## WORK TO BE COMPLETED
From the data that follows, copy every line with the string "task".

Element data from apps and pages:

______

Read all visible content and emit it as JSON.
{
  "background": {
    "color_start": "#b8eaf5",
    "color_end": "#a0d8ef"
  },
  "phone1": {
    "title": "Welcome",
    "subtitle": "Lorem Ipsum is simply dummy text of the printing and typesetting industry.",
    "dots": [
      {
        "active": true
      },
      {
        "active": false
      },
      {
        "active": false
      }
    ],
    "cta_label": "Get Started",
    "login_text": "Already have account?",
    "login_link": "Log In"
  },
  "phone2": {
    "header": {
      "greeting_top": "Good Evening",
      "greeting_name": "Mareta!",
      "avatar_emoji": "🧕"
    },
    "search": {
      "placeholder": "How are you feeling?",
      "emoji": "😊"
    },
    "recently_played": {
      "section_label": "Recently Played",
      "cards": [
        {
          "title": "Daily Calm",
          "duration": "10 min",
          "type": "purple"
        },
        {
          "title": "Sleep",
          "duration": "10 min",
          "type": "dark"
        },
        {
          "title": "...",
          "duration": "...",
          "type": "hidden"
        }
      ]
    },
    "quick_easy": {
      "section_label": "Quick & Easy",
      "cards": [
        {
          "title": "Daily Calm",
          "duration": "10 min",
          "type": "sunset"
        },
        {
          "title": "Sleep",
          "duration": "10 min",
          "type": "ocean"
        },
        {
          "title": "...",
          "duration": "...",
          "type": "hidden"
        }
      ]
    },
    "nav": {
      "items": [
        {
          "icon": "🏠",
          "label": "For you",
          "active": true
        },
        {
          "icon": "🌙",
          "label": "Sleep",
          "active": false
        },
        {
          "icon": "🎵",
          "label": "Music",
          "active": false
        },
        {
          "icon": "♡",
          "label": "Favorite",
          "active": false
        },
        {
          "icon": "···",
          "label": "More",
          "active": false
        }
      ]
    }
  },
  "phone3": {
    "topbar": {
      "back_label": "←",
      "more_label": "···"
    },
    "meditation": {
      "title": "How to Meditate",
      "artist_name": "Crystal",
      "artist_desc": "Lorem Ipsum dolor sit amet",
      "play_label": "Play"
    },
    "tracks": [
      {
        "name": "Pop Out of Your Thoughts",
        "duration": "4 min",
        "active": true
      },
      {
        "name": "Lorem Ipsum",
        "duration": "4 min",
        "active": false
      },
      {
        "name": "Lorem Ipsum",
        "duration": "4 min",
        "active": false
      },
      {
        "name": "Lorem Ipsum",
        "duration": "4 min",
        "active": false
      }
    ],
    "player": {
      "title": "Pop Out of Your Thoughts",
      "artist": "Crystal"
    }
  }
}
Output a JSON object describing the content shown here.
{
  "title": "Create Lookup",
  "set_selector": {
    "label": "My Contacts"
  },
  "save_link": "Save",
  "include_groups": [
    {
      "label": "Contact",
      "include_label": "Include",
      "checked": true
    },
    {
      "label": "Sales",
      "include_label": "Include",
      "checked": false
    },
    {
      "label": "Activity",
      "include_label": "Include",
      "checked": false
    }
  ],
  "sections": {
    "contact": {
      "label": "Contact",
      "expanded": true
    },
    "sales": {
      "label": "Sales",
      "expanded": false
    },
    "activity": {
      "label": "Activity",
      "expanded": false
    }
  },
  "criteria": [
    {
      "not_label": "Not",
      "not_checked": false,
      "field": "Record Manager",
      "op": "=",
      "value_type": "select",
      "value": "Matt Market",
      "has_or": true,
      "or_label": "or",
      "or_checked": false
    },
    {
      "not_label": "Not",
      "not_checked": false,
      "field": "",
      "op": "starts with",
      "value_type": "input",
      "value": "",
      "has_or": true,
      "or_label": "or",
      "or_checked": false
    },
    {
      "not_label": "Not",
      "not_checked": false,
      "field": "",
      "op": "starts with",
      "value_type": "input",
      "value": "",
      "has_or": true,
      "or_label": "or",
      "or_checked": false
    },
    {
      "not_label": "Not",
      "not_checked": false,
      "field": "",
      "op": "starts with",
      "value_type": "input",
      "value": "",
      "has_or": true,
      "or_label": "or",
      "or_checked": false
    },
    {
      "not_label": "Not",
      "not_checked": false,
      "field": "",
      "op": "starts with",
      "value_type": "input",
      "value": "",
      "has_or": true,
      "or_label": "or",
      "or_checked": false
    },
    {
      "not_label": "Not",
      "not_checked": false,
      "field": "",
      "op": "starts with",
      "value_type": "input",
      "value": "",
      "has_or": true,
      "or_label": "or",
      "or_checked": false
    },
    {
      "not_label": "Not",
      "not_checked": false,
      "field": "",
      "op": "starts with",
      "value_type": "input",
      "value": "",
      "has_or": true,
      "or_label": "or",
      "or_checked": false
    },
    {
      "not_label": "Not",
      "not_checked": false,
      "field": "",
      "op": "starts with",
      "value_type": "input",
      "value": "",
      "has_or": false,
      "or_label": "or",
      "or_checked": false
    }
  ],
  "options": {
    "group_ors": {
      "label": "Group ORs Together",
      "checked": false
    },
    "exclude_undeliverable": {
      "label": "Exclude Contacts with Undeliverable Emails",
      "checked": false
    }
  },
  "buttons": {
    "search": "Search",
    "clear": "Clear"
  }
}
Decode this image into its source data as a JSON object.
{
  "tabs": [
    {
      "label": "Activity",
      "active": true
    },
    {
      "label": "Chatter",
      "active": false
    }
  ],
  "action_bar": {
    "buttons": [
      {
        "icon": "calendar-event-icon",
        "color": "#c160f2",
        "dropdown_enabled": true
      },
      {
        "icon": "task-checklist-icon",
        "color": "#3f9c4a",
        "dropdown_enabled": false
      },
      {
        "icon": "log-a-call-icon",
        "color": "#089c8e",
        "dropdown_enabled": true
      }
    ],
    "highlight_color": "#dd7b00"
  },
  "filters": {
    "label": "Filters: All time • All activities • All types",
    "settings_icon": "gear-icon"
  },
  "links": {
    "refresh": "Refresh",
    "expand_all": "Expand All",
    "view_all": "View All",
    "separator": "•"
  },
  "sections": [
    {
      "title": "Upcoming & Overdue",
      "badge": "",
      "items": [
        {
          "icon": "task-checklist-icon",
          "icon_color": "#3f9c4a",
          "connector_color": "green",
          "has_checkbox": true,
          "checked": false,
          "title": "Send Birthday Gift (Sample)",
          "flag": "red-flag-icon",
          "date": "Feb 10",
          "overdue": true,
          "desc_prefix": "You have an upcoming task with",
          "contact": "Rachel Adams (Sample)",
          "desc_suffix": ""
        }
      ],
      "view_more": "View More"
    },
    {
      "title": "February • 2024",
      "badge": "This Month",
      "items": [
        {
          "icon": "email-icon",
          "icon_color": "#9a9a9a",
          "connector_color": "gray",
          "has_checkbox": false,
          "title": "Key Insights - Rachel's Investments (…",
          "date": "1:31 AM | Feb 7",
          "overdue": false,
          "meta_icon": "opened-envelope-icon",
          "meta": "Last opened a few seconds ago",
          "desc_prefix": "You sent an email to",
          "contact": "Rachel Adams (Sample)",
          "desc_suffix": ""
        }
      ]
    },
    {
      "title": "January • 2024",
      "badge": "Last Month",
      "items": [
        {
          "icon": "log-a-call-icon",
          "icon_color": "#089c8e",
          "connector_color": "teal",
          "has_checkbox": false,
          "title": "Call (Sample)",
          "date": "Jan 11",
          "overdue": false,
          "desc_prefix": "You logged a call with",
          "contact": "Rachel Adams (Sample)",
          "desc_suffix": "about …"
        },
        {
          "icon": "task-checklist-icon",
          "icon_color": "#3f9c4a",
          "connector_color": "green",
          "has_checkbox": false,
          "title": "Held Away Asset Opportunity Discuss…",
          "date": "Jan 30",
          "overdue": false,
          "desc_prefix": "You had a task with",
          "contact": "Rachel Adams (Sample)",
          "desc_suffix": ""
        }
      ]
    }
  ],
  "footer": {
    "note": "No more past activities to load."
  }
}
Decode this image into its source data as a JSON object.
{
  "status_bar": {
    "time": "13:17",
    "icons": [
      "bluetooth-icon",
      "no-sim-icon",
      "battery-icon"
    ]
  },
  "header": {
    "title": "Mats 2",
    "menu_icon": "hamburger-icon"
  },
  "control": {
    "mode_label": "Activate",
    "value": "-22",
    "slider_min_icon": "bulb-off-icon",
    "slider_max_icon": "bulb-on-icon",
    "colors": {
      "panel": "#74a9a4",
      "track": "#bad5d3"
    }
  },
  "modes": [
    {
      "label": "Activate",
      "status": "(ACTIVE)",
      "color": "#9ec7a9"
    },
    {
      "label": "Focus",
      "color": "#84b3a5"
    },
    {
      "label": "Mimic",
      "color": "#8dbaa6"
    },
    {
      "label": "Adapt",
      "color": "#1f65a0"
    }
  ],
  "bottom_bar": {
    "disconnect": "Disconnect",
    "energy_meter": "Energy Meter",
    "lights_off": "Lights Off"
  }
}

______

## RESPONSE
        "icon": "task-checklist-icon",
          "icon": "task-checklist-icon",
          "desc_prefix": "You have an upcoming task with",
          "icon": "task-checklist-icon",
          "desc_prefix": "You had a task with",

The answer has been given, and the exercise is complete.